### DESCRIPTION OF THE TASK
One line at a time, check the entries below for the word "leads", and copy each line that has it.

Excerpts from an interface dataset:
=-=-=-=-=

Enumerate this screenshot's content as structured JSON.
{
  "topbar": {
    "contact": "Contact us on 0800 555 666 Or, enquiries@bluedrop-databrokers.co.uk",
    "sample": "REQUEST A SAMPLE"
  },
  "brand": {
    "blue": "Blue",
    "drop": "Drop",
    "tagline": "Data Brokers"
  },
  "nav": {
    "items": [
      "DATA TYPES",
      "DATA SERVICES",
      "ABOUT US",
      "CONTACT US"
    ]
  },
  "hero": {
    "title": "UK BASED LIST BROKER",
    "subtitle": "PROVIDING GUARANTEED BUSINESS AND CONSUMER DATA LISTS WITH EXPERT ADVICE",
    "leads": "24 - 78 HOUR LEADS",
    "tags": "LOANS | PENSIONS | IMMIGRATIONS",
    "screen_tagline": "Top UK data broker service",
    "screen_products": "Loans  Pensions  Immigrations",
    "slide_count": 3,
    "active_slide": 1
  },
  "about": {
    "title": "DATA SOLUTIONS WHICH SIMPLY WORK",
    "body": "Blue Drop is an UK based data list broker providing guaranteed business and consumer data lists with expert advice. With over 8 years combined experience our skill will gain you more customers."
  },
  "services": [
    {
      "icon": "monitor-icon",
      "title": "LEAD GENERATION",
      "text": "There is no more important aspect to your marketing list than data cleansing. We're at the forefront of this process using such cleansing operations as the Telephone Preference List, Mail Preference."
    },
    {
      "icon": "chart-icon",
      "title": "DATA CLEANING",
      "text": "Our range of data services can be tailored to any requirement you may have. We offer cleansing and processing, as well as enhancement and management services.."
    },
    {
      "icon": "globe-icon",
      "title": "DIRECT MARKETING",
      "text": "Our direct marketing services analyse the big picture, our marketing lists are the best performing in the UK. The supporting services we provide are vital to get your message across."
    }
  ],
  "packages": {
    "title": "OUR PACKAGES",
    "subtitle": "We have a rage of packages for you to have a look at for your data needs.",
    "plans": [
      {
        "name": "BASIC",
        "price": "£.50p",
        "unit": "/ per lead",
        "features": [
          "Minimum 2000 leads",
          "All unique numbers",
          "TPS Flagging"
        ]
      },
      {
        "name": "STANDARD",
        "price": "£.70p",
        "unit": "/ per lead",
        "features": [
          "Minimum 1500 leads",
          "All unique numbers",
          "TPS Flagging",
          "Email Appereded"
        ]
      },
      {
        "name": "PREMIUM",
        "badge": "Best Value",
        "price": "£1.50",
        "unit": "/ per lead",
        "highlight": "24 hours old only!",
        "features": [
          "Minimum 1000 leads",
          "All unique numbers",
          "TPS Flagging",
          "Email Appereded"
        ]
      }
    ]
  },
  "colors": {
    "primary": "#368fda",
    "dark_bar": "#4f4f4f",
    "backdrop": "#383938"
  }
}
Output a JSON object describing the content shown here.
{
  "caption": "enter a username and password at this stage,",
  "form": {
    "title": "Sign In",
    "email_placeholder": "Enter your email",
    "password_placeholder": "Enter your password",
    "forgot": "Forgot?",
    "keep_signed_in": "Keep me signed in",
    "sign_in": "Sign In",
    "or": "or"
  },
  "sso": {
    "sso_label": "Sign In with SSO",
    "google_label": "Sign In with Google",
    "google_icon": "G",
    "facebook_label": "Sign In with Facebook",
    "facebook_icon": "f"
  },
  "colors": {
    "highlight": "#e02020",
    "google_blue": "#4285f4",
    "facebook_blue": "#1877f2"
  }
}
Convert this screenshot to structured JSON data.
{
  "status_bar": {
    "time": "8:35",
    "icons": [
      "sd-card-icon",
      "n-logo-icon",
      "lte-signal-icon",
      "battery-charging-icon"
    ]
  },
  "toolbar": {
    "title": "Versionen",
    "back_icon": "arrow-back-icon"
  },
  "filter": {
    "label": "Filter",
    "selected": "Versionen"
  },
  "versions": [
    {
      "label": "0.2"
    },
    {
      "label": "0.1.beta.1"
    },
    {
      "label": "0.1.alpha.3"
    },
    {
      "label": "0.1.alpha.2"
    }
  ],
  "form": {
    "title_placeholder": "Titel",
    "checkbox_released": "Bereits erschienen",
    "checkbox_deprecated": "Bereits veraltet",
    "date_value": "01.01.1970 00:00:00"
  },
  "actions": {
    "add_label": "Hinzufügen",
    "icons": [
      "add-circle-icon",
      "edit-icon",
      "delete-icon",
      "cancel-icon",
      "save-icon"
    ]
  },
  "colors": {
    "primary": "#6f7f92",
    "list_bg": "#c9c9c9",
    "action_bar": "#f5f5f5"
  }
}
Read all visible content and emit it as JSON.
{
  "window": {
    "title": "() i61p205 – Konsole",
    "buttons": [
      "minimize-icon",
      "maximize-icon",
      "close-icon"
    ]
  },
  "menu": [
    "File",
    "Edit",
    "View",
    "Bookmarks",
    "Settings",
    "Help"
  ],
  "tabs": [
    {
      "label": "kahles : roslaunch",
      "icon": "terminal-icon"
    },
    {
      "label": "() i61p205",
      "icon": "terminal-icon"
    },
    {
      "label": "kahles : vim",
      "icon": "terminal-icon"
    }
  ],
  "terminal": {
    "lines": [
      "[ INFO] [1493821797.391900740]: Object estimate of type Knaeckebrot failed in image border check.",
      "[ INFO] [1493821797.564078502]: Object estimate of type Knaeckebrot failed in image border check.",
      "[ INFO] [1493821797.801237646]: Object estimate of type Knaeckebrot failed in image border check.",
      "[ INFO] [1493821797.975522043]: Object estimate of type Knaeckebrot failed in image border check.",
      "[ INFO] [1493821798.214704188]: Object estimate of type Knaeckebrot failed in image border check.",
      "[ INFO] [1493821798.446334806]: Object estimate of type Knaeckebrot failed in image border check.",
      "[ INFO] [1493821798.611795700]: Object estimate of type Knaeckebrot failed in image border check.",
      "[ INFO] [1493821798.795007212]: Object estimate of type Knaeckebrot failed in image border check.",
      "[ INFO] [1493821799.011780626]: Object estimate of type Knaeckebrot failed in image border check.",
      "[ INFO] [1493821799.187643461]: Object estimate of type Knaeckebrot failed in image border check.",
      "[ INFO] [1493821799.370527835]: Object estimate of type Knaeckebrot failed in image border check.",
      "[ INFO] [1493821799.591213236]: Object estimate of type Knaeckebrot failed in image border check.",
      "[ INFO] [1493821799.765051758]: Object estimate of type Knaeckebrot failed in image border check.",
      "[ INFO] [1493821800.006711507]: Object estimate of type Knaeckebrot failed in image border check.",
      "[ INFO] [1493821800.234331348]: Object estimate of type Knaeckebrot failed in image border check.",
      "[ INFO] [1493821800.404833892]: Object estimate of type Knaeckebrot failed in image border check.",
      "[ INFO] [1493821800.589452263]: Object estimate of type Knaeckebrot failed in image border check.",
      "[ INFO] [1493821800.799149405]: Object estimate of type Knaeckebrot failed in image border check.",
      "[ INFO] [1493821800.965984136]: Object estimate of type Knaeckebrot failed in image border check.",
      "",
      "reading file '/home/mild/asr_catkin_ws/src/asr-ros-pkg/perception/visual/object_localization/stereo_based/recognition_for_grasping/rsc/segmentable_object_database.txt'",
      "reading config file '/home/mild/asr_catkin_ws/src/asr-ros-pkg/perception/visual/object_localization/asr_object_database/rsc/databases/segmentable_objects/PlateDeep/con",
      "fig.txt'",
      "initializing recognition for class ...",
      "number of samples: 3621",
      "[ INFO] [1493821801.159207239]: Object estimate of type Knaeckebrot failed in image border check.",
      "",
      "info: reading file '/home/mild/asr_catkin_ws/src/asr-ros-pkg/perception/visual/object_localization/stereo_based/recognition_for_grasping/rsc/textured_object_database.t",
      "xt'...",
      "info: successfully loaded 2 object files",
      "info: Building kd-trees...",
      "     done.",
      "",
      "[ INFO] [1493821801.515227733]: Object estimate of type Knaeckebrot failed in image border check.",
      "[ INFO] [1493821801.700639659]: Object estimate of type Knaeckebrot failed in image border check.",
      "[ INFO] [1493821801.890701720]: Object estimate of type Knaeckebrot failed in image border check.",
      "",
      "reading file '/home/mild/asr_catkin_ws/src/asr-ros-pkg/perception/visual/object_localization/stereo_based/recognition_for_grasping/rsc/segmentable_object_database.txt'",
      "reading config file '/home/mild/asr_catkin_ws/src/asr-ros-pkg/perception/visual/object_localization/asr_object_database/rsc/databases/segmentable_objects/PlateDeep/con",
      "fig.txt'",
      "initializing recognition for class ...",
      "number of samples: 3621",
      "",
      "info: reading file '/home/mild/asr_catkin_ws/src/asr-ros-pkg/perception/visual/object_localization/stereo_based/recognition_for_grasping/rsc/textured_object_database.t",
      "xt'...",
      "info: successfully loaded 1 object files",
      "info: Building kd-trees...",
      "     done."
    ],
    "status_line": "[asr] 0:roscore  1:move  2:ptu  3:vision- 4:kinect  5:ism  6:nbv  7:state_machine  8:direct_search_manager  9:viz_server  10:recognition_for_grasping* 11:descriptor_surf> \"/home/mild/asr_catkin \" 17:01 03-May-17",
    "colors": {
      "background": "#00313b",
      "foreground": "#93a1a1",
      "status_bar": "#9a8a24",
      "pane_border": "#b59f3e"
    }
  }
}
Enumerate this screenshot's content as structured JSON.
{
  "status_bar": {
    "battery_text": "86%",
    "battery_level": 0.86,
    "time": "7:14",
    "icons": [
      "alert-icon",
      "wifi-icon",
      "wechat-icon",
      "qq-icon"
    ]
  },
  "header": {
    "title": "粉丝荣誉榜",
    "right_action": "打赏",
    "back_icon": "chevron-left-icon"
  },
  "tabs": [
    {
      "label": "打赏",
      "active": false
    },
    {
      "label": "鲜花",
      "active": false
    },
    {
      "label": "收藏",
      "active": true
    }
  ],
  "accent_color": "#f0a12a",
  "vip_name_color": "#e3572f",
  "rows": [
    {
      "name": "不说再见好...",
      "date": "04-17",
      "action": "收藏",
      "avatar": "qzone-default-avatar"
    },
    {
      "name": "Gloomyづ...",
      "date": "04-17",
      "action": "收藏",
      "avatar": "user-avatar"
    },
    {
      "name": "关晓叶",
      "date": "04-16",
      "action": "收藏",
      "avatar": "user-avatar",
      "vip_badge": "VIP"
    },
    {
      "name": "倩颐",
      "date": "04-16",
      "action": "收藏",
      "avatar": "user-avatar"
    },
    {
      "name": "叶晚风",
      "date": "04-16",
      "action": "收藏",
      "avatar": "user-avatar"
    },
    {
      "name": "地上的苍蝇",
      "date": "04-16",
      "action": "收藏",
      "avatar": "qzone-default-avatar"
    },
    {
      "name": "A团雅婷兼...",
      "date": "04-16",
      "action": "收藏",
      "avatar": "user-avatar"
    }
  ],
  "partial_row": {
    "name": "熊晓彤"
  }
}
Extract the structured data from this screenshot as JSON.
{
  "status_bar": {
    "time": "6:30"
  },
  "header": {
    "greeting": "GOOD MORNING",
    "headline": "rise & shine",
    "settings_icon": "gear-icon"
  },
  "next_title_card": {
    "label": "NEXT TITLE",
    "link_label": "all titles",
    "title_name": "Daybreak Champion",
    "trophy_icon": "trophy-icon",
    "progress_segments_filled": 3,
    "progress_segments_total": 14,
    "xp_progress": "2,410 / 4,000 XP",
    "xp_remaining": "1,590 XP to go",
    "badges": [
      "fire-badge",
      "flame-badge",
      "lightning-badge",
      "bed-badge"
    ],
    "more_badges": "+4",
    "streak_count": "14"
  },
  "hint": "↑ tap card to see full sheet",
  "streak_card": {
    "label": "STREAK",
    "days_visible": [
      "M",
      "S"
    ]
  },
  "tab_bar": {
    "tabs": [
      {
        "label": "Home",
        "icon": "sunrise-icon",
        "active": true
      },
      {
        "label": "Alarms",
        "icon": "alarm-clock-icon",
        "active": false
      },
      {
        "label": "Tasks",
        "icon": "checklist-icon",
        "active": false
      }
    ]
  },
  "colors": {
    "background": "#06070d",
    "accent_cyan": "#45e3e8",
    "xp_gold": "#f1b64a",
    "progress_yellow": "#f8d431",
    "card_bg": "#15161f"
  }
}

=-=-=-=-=

### OUTPUT FOR THIS EXERCISE
    "leads": "24 - 78 HOUR LEADS",
          "Minimum 2000 leads",
          "Minimum 1500 leads",
          "Minimum 1000 leads",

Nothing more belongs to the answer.